MANILA - Vice President Leni Robredo on Thursday said the United States shared intelligence information with her during their Wednesday meeting.
Speaking to reporters, Robredo, recently appointed co-chair of the Inter-agency Committee on Anti-Illegal Drugs (ICAD), begged off giving further details, saying she could not discuss sensitive information publicly.
“Mayroon silang assessment. Sinabi nila kung ano 'yung mga syndicates na nandito sa Pilipinas. 'Yung transactional crimes na nangyayari, 'yung mga detalye na some of them mayroon na din tayo. Lumabas na sa mga prior briefings,” she said when asked of her meeting with US officials Wednesday.
(They have an assessment. They talked about the syndicates operating inside the Philippines, the transactional crimes happening and some details that we already have or have been discussed in prior briefings.)
She said what was most important was the pledge to enhance the partnership between the two countries in the fight against illegal drugs.
“May commitment ang US to not just continue with the help that they have been giving already, but to even expand,” she said, emphasizing the focus on prevention and community-based rehabilitation for drug addicts.

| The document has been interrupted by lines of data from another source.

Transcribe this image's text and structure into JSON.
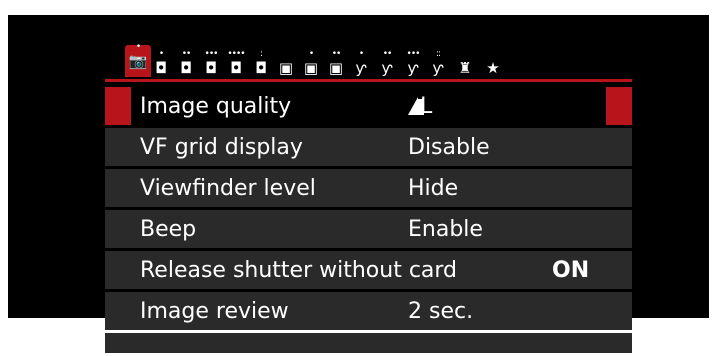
{
  "tabs": [
    {
      "icon": "camera-icon",
      "glyph": "📷",
      "dots": "•",
      "active": true
    },
    {
      "icon": "camera-icon",
      "glyph": "◘",
      "dots": "•"
    },
    {
      "icon": "camera-icon",
      "glyph": "◘",
      "dots": "••"
    },
    {
      "icon": "camera-icon",
      "glyph": "◘",
      "dots": "•••"
    },
    {
      "icon": "camera-icon",
      "glyph": "◘",
      "dots": "••••"
    },
    {
      "icon": "camera-icon",
      "glyph": "◘",
      "dots": ":"
    },
    {
      "icon": "playback-icon",
      "glyph": "▣",
      "dots": ""
    },
    {
      "icon": "playback-icon",
      "glyph": "▣",
      "dots": "•"
    },
    {
      "icon": "playback-icon",
      "glyph": "▣",
      "dots": "••"
    },
    {
      "icon": "wrench-icon",
      "glyph": "ƴ",
      "dots": "•"
    },
    {
      "icon": "wrench-icon",
      "glyph": "ƴ",
      "dots": "••"
    },
    {
      "icon": "wrench-icon",
      "glyph": "ƴ",
      "dots": "•••"
    },
    {
      "icon": "wrench-icon",
      "glyph": "ƴ",
      "dots": "::"
    },
    {
      "icon": "custom-functions-icon",
      "glyph": "♜",
      "dots": ""
    },
    {
      "icon": "star-icon",
      "glyph": "★",
      "dots": ""
    }
  ],
  "rows": [
    {
      "label": "Image quality",
      "value": "L",
      "value_icon": "quality-fine-icon",
      "selected": true
    },
    {
      "label": "VF grid display",
      "value": "Disable"
    },
    {
      "label": "Viewfinder level",
      "value": "Hide"
    },
    {
      "label": "Beep",
      "value": "Enable"
    },
    {
      "label": "Release shutter without card",
      "value": "ON",
      "far": true
    },
    {
      "label": "Image review",
      "value": "2 sec."
    }
  ],
  "colors": {
    "accent": "#b8141b",
    "row_bg": "#2a2a2a",
    "screen_bg": "#000000"
  }
}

(The US has a commitment to not just continue with the help that they have been giving already but to even expand.)
“And sinabi nila that they are willing to help more—and committing themselves to help more. Ang kailangan lang siguro maipakita natin sa kanila kung ano ang ating programa para suportahan nila,” Robredo said.
(They said they are willing to help more—and committing themselves to help more. What we probably just need is to show them what programs they can support.)
“Sinabi ko din sa kanila na we want to look into international standards and best practices. Not to copy them pero para maging peg for us to craft our own,” she said.
(I told them that we want to look into international standards and best practices. Not to copy them but to use it as a peg for us to craft our own.)
Present in the meeting Robredo requested were representatives from the International Narcotics and Law Enforcement Affairs of the US State Department, the US Drug Enforcement Administration, the Federal Bureau of Investigation, and the US Agency for International Development (USAID).
The United States has had a close relationship with the Philippines for many years. But, early in his term, President Rodrigo Duterte criticized the US government for meddling in local affairs, scoffing at criticism of some US officials about his drug war.
In November 2016, the US State Department halted a supposed rifle sale to the Philippines on the objection of a US senator who decried Duterte's human rights record.
In June this year, Duterte said he would reconsider, saying he "likes" US President Donald Trump, who he has met a few times.
Robredo emphasized she was not just looking at the US or the United Nations but also at other countries who could help.
Robredo said they are also gathering best practices for local areas.
The Vice President has repeatedly said that the drug campaign she wants to pursue will be humane and evidence-based. She said she plans to gather as much information from international and local groups.
The US has long been supporting the Philippines' anti-drug efforts, from providing intelligence information that has led to major busts to training on drug enforcement and rehabilitation.